Rudd plays Alvin, nominal supervisor at a very lonely job: painting traffic lines and posting reflective plastic on a road in an area of Texas that has been ravaged by wildfires. As the movie opens, Alvin has just brought on Lance (Emile Hirsch) to help out, as a favor to Madison (Alvin's girlfriend and Lance's sister). They're already at odds over Alvin's violation of what Lance calls their "equal time boombox agreement" (the movie is set in 1988)—Alvin wants to listen to his language tapes, which make Lance drowsy. That's their relationship in a buddy-picture nutshell: Alvin earnestly, awkwardly, and somewhat pompously seeks to improve his upstanding self, while Lance grouses and wants to have more fun. Ninety percent or so of the dialogue, written by Green in that familiar off-kilter phrasing, comes from them; only a handful of other characters have any lines at all. This sparseness carries over to their environment: they're surrounded by endless road, but encounter few cars, and endless trees, but many stripped to bark and branches. In some shots, Alvin and Lance may as well be walking around on the moon, and Prince Avalanche is perhaps the fullest expression of Green's fascination of the place where nature meets post-industrial rubble.

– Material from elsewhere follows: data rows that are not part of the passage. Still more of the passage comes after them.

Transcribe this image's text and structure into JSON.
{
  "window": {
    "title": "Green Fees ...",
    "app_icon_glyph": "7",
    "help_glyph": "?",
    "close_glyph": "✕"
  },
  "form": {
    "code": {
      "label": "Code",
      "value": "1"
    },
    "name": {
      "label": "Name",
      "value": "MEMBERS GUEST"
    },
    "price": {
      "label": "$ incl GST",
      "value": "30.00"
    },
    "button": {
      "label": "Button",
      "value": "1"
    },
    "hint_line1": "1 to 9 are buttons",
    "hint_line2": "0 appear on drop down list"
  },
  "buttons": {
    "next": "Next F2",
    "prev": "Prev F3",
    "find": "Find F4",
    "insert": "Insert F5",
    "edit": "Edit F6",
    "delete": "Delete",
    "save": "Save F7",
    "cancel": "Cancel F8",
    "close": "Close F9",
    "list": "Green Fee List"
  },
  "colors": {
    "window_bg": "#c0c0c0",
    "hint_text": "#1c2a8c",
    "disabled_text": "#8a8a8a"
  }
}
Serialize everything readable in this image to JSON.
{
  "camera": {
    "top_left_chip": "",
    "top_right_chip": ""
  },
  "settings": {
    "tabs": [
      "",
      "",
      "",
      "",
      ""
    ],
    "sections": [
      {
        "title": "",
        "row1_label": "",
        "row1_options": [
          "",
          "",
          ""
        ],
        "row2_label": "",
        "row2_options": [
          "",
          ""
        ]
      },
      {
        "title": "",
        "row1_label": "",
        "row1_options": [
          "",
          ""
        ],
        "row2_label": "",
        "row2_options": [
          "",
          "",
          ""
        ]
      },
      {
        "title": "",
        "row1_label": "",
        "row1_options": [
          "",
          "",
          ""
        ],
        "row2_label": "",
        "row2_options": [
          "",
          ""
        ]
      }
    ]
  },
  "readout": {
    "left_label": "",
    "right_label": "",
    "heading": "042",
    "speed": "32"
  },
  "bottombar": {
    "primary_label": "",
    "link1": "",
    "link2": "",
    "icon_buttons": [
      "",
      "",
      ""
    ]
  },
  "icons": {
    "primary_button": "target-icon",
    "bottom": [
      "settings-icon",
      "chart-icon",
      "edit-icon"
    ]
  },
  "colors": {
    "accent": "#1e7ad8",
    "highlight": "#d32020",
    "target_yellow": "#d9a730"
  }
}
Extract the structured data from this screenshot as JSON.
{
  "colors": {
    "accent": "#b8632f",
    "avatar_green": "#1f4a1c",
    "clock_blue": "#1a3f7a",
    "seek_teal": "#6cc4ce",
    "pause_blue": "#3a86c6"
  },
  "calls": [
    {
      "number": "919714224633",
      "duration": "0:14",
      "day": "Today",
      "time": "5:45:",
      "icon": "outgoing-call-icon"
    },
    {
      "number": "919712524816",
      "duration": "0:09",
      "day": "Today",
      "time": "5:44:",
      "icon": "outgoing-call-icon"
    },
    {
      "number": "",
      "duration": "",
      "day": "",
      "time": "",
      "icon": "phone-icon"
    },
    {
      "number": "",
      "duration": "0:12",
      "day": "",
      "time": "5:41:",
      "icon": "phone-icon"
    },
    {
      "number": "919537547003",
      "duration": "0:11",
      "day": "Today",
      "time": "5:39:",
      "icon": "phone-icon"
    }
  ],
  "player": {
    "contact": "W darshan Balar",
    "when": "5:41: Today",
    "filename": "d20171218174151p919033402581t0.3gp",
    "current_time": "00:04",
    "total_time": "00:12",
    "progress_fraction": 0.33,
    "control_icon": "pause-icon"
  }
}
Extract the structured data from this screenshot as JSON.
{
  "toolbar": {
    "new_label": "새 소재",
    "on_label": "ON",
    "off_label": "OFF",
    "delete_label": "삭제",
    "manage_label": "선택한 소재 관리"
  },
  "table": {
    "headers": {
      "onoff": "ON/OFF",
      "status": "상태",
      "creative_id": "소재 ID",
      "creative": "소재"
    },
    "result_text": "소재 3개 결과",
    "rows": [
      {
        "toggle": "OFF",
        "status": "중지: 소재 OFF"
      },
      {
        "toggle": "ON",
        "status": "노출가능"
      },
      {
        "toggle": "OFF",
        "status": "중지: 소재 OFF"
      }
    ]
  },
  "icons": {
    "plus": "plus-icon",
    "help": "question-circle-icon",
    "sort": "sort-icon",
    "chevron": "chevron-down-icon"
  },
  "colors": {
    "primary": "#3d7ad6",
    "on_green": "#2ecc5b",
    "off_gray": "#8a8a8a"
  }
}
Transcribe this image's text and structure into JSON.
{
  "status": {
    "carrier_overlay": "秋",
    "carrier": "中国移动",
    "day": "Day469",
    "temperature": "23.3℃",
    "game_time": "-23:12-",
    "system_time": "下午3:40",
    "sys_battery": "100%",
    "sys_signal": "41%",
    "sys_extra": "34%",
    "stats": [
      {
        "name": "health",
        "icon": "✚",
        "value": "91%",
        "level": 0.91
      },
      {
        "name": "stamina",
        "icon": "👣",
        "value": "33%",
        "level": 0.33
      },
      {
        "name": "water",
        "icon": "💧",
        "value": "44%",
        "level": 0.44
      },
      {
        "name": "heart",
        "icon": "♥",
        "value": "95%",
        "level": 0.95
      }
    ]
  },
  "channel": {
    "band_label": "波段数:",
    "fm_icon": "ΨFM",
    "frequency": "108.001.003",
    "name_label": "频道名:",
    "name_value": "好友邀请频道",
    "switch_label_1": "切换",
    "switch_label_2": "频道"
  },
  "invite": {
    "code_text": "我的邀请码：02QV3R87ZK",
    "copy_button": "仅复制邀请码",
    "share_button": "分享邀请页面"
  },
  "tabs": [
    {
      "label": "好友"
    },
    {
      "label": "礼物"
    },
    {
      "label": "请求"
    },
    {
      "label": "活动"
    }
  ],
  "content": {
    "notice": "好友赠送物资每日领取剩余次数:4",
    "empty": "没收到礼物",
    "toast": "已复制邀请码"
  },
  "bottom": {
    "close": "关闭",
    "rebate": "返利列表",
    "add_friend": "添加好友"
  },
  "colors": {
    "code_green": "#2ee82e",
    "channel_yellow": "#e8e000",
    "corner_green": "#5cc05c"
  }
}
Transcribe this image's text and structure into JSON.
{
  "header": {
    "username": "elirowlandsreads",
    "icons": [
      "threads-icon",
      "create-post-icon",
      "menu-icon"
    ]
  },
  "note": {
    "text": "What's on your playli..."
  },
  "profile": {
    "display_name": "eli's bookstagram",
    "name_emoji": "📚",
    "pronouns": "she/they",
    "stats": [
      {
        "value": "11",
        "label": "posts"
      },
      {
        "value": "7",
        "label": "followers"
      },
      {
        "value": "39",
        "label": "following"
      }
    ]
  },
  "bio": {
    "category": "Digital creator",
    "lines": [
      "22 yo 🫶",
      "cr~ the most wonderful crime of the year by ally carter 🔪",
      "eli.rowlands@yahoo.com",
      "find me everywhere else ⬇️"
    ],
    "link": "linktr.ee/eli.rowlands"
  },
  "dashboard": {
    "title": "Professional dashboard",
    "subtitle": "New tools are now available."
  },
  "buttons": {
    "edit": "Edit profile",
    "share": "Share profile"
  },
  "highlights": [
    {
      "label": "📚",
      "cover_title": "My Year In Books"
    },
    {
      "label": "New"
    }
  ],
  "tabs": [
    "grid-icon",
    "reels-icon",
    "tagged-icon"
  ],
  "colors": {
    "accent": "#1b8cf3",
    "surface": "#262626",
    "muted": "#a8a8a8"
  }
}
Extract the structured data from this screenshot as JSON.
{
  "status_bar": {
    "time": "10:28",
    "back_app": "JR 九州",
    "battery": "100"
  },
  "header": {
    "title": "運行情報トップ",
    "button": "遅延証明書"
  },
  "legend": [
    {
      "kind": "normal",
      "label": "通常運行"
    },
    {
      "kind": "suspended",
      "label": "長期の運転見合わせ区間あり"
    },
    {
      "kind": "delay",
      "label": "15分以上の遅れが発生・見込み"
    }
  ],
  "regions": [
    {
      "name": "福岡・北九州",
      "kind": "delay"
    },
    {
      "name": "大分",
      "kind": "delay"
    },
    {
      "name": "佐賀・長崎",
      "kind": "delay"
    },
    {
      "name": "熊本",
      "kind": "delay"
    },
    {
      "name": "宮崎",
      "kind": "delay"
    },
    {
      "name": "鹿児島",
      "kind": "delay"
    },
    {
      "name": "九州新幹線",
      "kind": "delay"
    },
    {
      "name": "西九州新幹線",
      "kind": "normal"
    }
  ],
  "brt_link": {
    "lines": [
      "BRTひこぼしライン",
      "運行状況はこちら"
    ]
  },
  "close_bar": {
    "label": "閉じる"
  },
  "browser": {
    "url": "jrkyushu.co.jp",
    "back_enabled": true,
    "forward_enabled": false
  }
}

Striking compositions from Green's longtime cinematographer Tim Orr capture this invisible line, like one of yellow highway paint spilling into a stream, keep the movie from becoming a stagy two-hander. Instead, the stage-style isolation brings pathos to the comedy, which is substantial despite the melancholic overtones; it's like the funny, fuck-around bits of Green's earlier movies like All the Real Girls, or the more digressive bits of dialogue from Pineapple Express. Green was often compared to Malick in the first section of his career, and the campsite where Alvin and Lance make their temporary home recalls the tree-fort weirdness of Badlands—though Green has never been as dreamy or rapturous as his filmmaking ancestor, and these characters don't have the searching soulfulness of many Malick heroes (or the quiet mania of the couple in Badlands). They're closer to the ground, and Green flirts with condescending to their petty, sometimes clueless concerns.
But the movie is too funny and, even in its conflicts, too chummy to cross that line. Rudd, perhaps the most versatile comic leading man in the business, adds another note to his repertoire as a man whose desire to be seen as a provider and an authority figure may exceed his abilities, and Hirsch, a little doughier than usual, betrays no vanity as his goofy protégé. I didn't even miss Paul Schneider or Danny McBride, who might've played a modified version of this dynamic earlier in Green's career. In his more recent studio comedies, the seams between the comedy and the poetry sometimes showed; with Prince Avalanche, he hasn't so much rediscovered his indie calling as remembered how to make the seams a part of the movie again.
This screens tonight and again on Friday and Sunday. Click here for more info.